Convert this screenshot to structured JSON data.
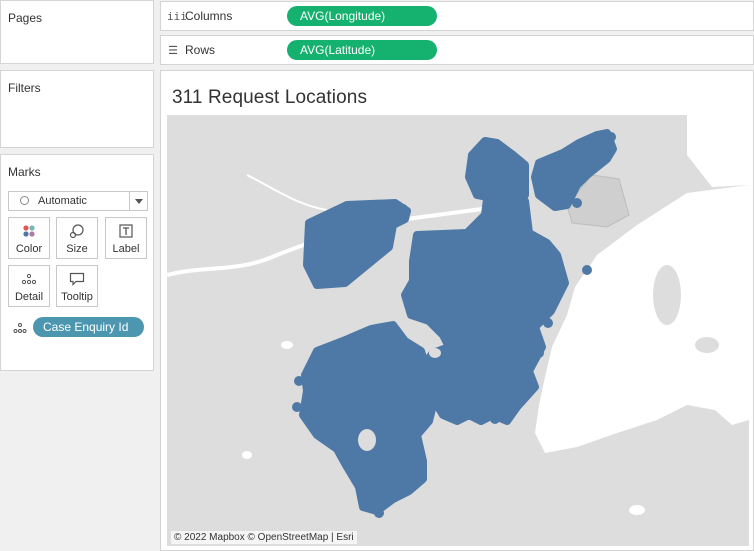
{
  "pages": {
    "title": "Pages"
  },
  "filters": {
    "title": "Filters"
  },
  "marks": {
    "title": "Marks",
    "mark_type": "Automatic",
    "buttons": {
      "color": "Color",
      "size": "Size",
      "label": "Label",
      "detail": "Detail",
      "tooltip": "Tooltip"
    },
    "detail_field": "Case Enquiry Id"
  },
  "shelves": {
    "columns": {
      "label": "Columns",
      "pill": "AVG(Longitude)"
    },
    "rows": {
      "label": "Rows",
      "pill": "AVG(Latitude)"
    }
  },
  "sheet": {
    "title": "311 Request Locations",
    "attribution": "© 2022 Mapbox © OpenStreetMap | Esri"
  },
  "colors": {
    "mark_blue": "#4e79a7",
    "pill_green": "#14b16f",
    "detail_pill": "#4d96b0",
    "map_land": "#dddddd",
    "map_water": "#ffffff"
  }
}
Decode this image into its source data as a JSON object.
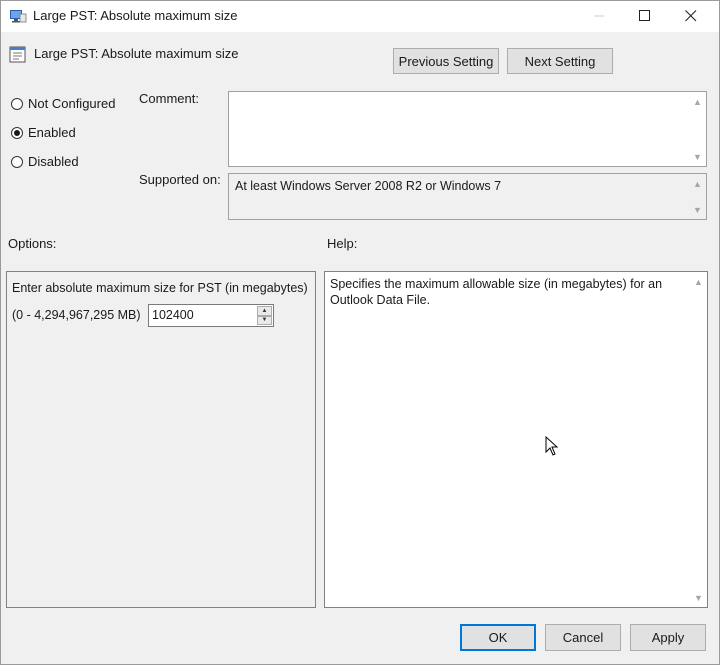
{
  "window": {
    "title": "Large PST: Absolute maximum size",
    "minimize_icon": "minimize-icon",
    "maximize_icon": "maximize-icon",
    "close_icon": "close-icon"
  },
  "header": {
    "title": "Large PST: Absolute maximum size",
    "previous_label": "Previous Setting",
    "next_label": "Next Setting"
  },
  "state": {
    "options": [
      {
        "label": "Not Configured",
        "selected": false
      },
      {
        "label": "Enabled",
        "selected": true
      },
      {
        "label": "Disabled",
        "selected": false
      }
    ]
  },
  "comment": {
    "label": "Comment:",
    "value": ""
  },
  "supported": {
    "label": "Supported on:",
    "value": "At least Windows Server 2008 R2 or Windows 7"
  },
  "options_section": {
    "label": "Options:",
    "description": "Enter absolute maximum size for PST (in megabytes)",
    "range": "(0 - 4,294,967,295 MB)",
    "value": "102400"
  },
  "help_section": {
    "label": "Help:",
    "text": "Specifies the maximum allowable size (in megabytes) for an Outlook Data File."
  },
  "footer": {
    "ok": "OK",
    "cancel": "Cancel",
    "apply": "Apply"
  },
  "colors": {
    "accent": "#0078d7",
    "face": "#f0f0f0",
    "button": "#e1e1e1"
  }
}
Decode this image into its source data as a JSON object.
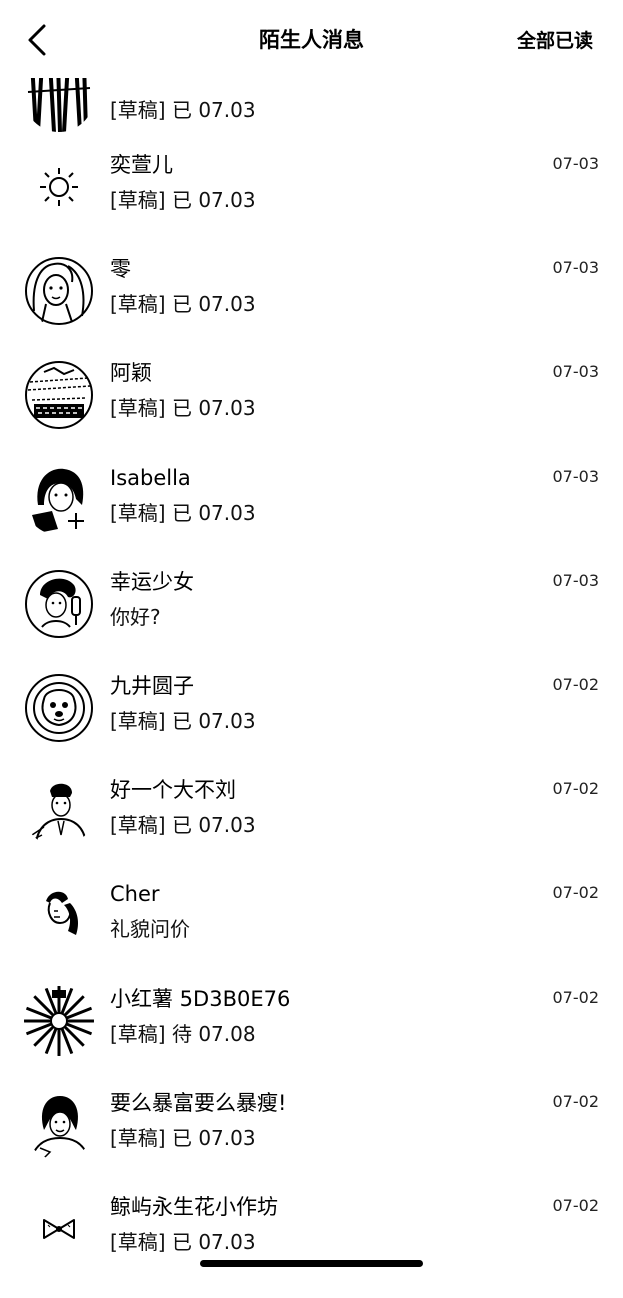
{
  "header": {
    "title": "陌生人消息",
    "mark_all_read": "全部已读",
    "back_icon": "chevron-left-icon"
  },
  "conversations": [
    {
      "name": "",
      "preview": "[草稿] 已 07.03",
      "time": ""
    },
    {
      "name": "奕萱儿",
      "preview": "[草稿] 已 07.03",
      "time": "07-03"
    },
    {
      "name": "零",
      "preview": "[草稿] 已 07.03",
      "time": "07-03"
    },
    {
      "name": "阿颖",
      "preview": "[草稿] 已 07.03",
      "time": "07-03"
    },
    {
      "name": "Isabella",
      "preview": "[草稿] 已 07.03",
      "time": "07-03"
    },
    {
      "name": "幸运少女",
      "preview": "你好?",
      "time": "07-03"
    },
    {
      "name": "九井圆子",
      "preview": "[草稿] 已 07.03",
      "time": "07-02"
    },
    {
      "name": "好一个大不刘",
      "preview": "[草稿] 已 07.03",
      "time": "07-02"
    },
    {
      "name": "Cher",
      "preview": "礼貌问价",
      "time": "07-02"
    },
    {
      "name": "小红薯 5D3B0E76",
      "preview": "[草稿] 待 07.08",
      "time": "07-02"
    },
    {
      "name": "要么暴富要么暴瘦!",
      "preview": "[草稿] 已 07.03",
      "time": "07-02"
    },
    {
      "name": "鲸屿永生花小作坊",
      "preview": "[草稿] 已 07.03",
      "time": "07-02"
    }
  ]
}
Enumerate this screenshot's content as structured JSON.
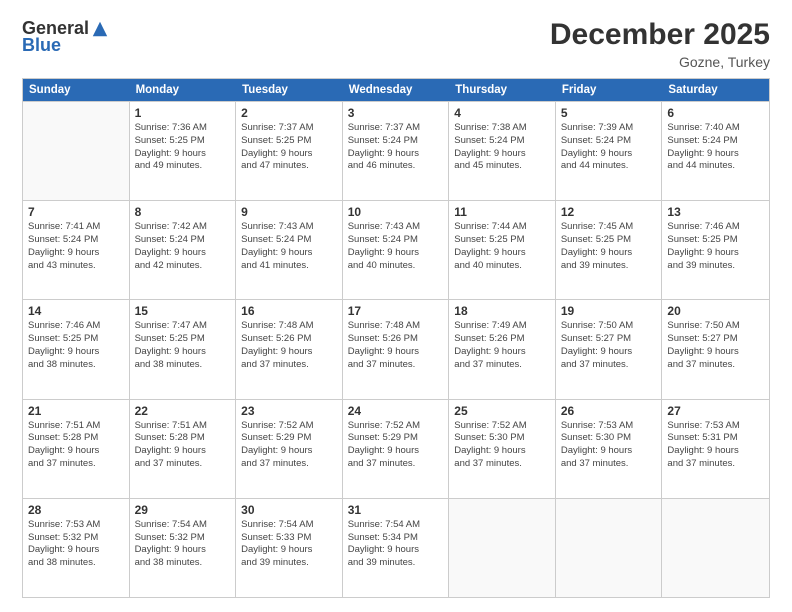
{
  "logo": {
    "general": "General",
    "blue": "Blue"
  },
  "title": "December 2025",
  "location": "Gozne, Turkey",
  "days": [
    "Sunday",
    "Monday",
    "Tuesday",
    "Wednesday",
    "Thursday",
    "Friday",
    "Saturday"
  ],
  "weeks": [
    [
      {
        "day": "",
        "info": ""
      },
      {
        "day": "1",
        "info": "Sunrise: 7:36 AM\nSunset: 5:25 PM\nDaylight: 9 hours\nand 49 minutes."
      },
      {
        "day": "2",
        "info": "Sunrise: 7:37 AM\nSunset: 5:25 PM\nDaylight: 9 hours\nand 47 minutes."
      },
      {
        "day": "3",
        "info": "Sunrise: 7:37 AM\nSunset: 5:24 PM\nDaylight: 9 hours\nand 46 minutes."
      },
      {
        "day": "4",
        "info": "Sunrise: 7:38 AM\nSunset: 5:24 PM\nDaylight: 9 hours\nand 45 minutes."
      },
      {
        "day": "5",
        "info": "Sunrise: 7:39 AM\nSunset: 5:24 PM\nDaylight: 9 hours\nand 44 minutes."
      },
      {
        "day": "6",
        "info": "Sunrise: 7:40 AM\nSunset: 5:24 PM\nDaylight: 9 hours\nand 44 minutes."
      }
    ],
    [
      {
        "day": "7",
        "info": "Sunrise: 7:41 AM\nSunset: 5:24 PM\nDaylight: 9 hours\nand 43 minutes."
      },
      {
        "day": "8",
        "info": "Sunrise: 7:42 AM\nSunset: 5:24 PM\nDaylight: 9 hours\nand 42 minutes."
      },
      {
        "day": "9",
        "info": "Sunrise: 7:43 AM\nSunset: 5:24 PM\nDaylight: 9 hours\nand 41 minutes."
      },
      {
        "day": "10",
        "info": "Sunrise: 7:43 AM\nSunset: 5:24 PM\nDaylight: 9 hours\nand 40 minutes."
      },
      {
        "day": "11",
        "info": "Sunrise: 7:44 AM\nSunset: 5:25 PM\nDaylight: 9 hours\nand 40 minutes."
      },
      {
        "day": "12",
        "info": "Sunrise: 7:45 AM\nSunset: 5:25 PM\nDaylight: 9 hours\nand 39 minutes."
      },
      {
        "day": "13",
        "info": "Sunrise: 7:46 AM\nSunset: 5:25 PM\nDaylight: 9 hours\nand 39 minutes."
      }
    ],
    [
      {
        "day": "14",
        "info": "Sunrise: 7:46 AM\nSunset: 5:25 PM\nDaylight: 9 hours\nand 38 minutes."
      },
      {
        "day": "15",
        "info": "Sunrise: 7:47 AM\nSunset: 5:25 PM\nDaylight: 9 hours\nand 38 minutes."
      },
      {
        "day": "16",
        "info": "Sunrise: 7:48 AM\nSunset: 5:26 PM\nDaylight: 9 hours\nand 37 minutes."
      },
      {
        "day": "17",
        "info": "Sunrise: 7:48 AM\nSunset: 5:26 PM\nDaylight: 9 hours\nand 37 minutes."
      },
      {
        "day": "18",
        "info": "Sunrise: 7:49 AM\nSunset: 5:26 PM\nDaylight: 9 hours\nand 37 minutes."
      },
      {
        "day": "19",
        "info": "Sunrise: 7:50 AM\nSunset: 5:27 PM\nDaylight: 9 hours\nand 37 minutes."
      },
      {
        "day": "20",
        "info": "Sunrise: 7:50 AM\nSunset: 5:27 PM\nDaylight: 9 hours\nand 37 minutes."
      }
    ],
    [
      {
        "day": "21",
        "info": "Sunrise: 7:51 AM\nSunset: 5:28 PM\nDaylight: 9 hours\nand 37 minutes."
      },
      {
        "day": "22",
        "info": "Sunrise: 7:51 AM\nSunset: 5:28 PM\nDaylight: 9 hours\nand 37 minutes."
      },
      {
        "day": "23",
        "info": "Sunrise: 7:52 AM\nSunset: 5:29 PM\nDaylight: 9 hours\nand 37 minutes."
      },
      {
        "day": "24",
        "info": "Sunrise: 7:52 AM\nSunset: 5:29 PM\nDaylight: 9 hours\nand 37 minutes."
      },
      {
        "day": "25",
        "info": "Sunrise: 7:52 AM\nSunset: 5:30 PM\nDaylight: 9 hours\nand 37 minutes."
      },
      {
        "day": "26",
        "info": "Sunrise: 7:53 AM\nSunset: 5:30 PM\nDaylight: 9 hours\nand 37 minutes."
      },
      {
        "day": "27",
        "info": "Sunrise: 7:53 AM\nSunset: 5:31 PM\nDaylight: 9 hours\nand 37 minutes."
      }
    ],
    [
      {
        "day": "28",
        "info": "Sunrise: 7:53 AM\nSunset: 5:32 PM\nDaylight: 9 hours\nand 38 minutes."
      },
      {
        "day": "29",
        "info": "Sunrise: 7:54 AM\nSunset: 5:32 PM\nDaylight: 9 hours\nand 38 minutes."
      },
      {
        "day": "30",
        "info": "Sunrise: 7:54 AM\nSunset: 5:33 PM\nDaylight: 9 hours\nand 39 minutes."
      },
      {
        "day": "31",
        "info": "Sunrise: 7:54 AM\nSunset: 5:34 PM\nDaylight: 9 hours\nand 39 minutes."
      },
      {
        "day": "",
        "info": ""
      },
      {
        "day": "",
        "info": ""
      },
      {
        "day": "",
        "info": ""
      }
    ]
  ]
}
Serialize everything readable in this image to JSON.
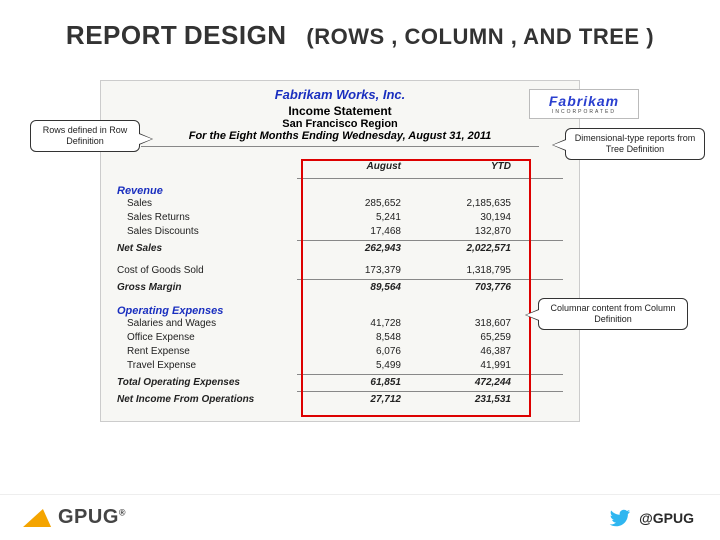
{
  "title_parts": {
    "w1": "REPORT",
    "w2": "DESIGN",
    "w3": "(ROWS ,",
    "w4": "COLUMN",
    "w5": ", AND",
    "w6": "TREE",
    "w7": ")"
  },
  "report": {
    "company": "Fabrikam Works, Inc.",
    "title": "Income Statement",
    "region": "San Francisco Region",
    "period": "For the Eight Months Ending Wednesday, August 31, 2011",
    "logo_name": "Fabrikam",
    "logo_sub": "INCORPORATED",
    "col1": "August",
    "col2": "YTD",
    "sections": {
      "revenue_head": "Revenue",
      "sales": {
        "label": "Sales",
        "c1": "285,652",
        "c2": "2,185,635"
      },
      "sales_returns": {
        "label": "Sales Returns",
        "c1": "5,241",
        "c2": "30,194"
      },
      "sales_discounts": {
        "label": "Sales Discounts",
        "c1": "17,468",
        "c2": "132,870"
      },
      "net_sales": {
        "label": "Net Sales",
        "c1": "262,943",
        "c2": "2,022,571"
      },
      "cogs": {
        "label": "Cost of Goods Sold",
        "c1": "173,379",
        "c2": "1,318,795"
      },
      "gross_margin": {
        "label": "Gross Margin",
        "c1": "89,564",
        "c2": "703,776"
      },
      "opex_head": "Operating Expenses",
      "salaries": {
        "label": "Salaries and Wages",
        "c1": "41,728",
        "c2": "318,607"
      },
      "office": {
        "label": "Office Expense",
        "c1": "8,548",
        "c2": "65,259"
      },
      "rent": {
        "label": "Rent Expense",
        "c1": "6,076",
        "c2": "46,387"
      },
      "travel": {
        "label": "Travel Expense",
        "c1": "5,499",
        "c2": "41,991"
      },
      "total_opex": {
        "label": "Total Operating Expenses",
        "c1": "61,851",
        "c2": "472,244"
      },
      "net_income": {
        "label": "Net Income From Operations",
        "c1": "27,712",
        "c2": "231,531"
      }
    }
  },
  "callouts": {
    "c1": "Rows defined in Row Definition",
    "c2": "Dimensional-type reports from Tree Definition",
    "c3": "Columnar content from Column Definition"
  },
  "footer": {
    "logo_text": "GPUG",
    "reg": "®",
    "handle": "@GPUG"
  }
}
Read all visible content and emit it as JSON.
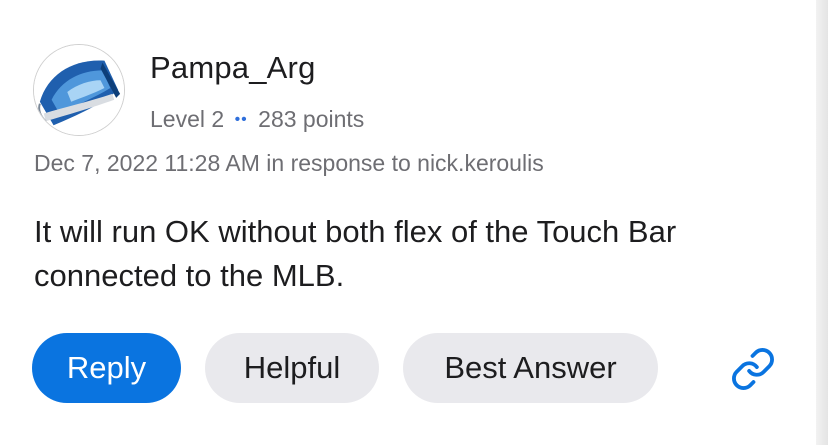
{
  "post": {
    "avatar_icon": "imac-avatar-icon",
    "author": "Pampa_Arg",
    "level": "Level 2",
    "separator": "••",
    "points": "283 points",
    "timestamp_line": "Dec 7, 2022 11:28 AM in response to nick.keroulis",
    "body": "It will run OK without both flex of the Touch Bar connected to the MLB."
  },
  "actions": {
    "reply_label": "Reply",
    "helpful_label": "Helpful",
    "best_answer_label": "Best Answer",
    "link_icon": "link-icon"
  },
  "colors": {
    "accent": "#0a74e0",
    "secondary_button": "#e9e9ed",
    "muted_text": "#6e6e73",
    "separator_dots": "#2f6fdb"
  }
}
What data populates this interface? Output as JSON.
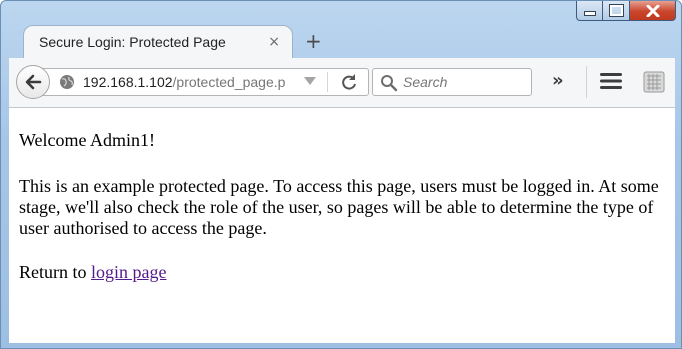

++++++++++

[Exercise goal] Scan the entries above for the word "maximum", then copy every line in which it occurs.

[Answer to this exercise]
    "title": "Large PST: Absolute maximum size",
    "title": "Large PST: Absolute maximum size",
    "description": "Enter absolute maximum size for PST (in megabytes)",
    "text": "Specifies the maximum allowable size (in megabytes) for an Outlook Data File."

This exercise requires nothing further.